Commercial flights are set to be restored between Cold War foes the US and Cuba. Several airlines have expressed interest as US travel to the island nation has increased in the past year.
The United States State Department announced on Thursday that Cuba and the US have agreed to resume direct commercial airline service. The announcement came on the one-year anniversary of the historical détente between the Cold War enemies.
"On December 16, the United States and Cuba reached a bilateral arrangement to establish scheduled air services between the two countries," said the US State Department in a statement.
The arrangement "will continue to allow charter operations and establish scheduled air service, which will facilitate an increase in authorized travel, enhance traveler choices and promote people-to-people links between the two countries."
The agreement, which took months to negotiate and was finalized on Wednesday night, paves the way for US airlines to negotiate with Cuba's government for routes. Airlines in the US will now also be able to sell flights to Cuba directly from their websites.

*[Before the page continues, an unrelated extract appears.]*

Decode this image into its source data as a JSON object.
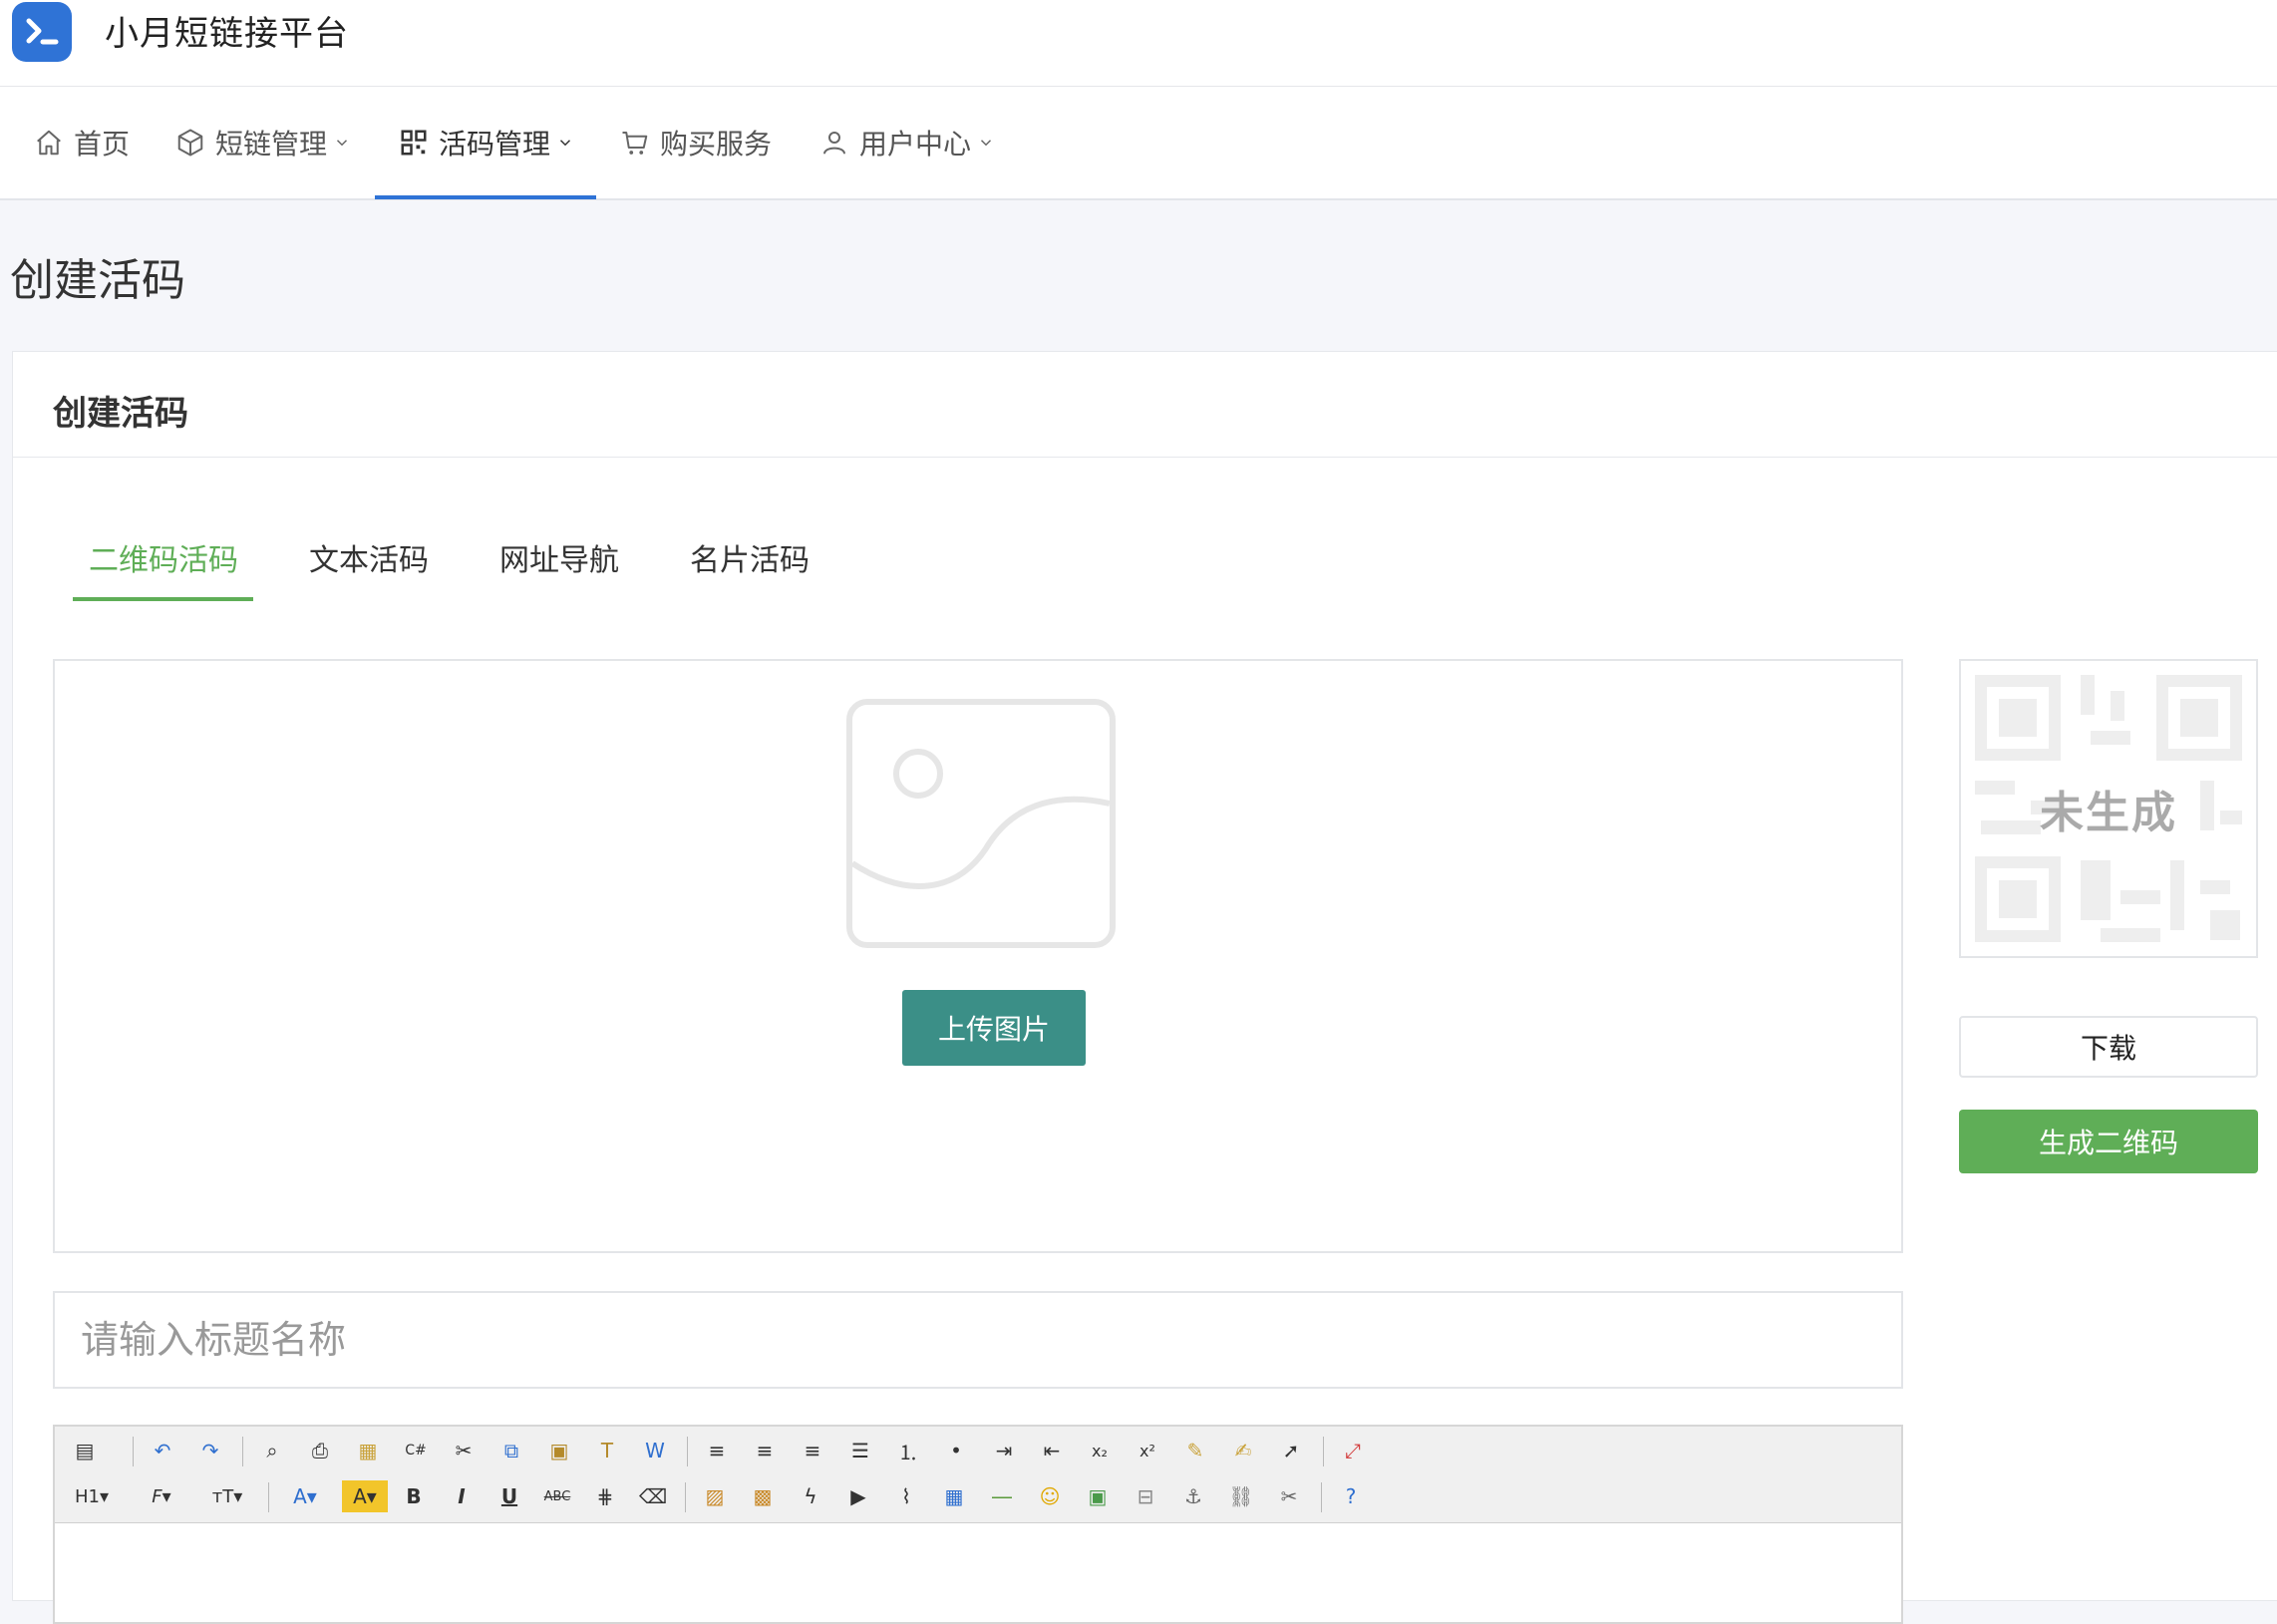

Until now, travelers have had to book expensive charter flights to and from the island nation. Now, passengers will be able to buy tickets directly from major airlines, which should boost both business and tourism in Cuba.
Airlines such as JetBlue, American Airlines, Delta, and United have already expressed interest in opening up Cuba routes after President Barack Obama announced the rolling back of travel restrictions over the past year.
As a result of easier travel, US citizens' visits to Cuba have gone up 71 percent in the past year, despite general tourism still being banned due to the trade embargo, which the US Congress has yet to lift.
rs, es/bw (AP, Reuters)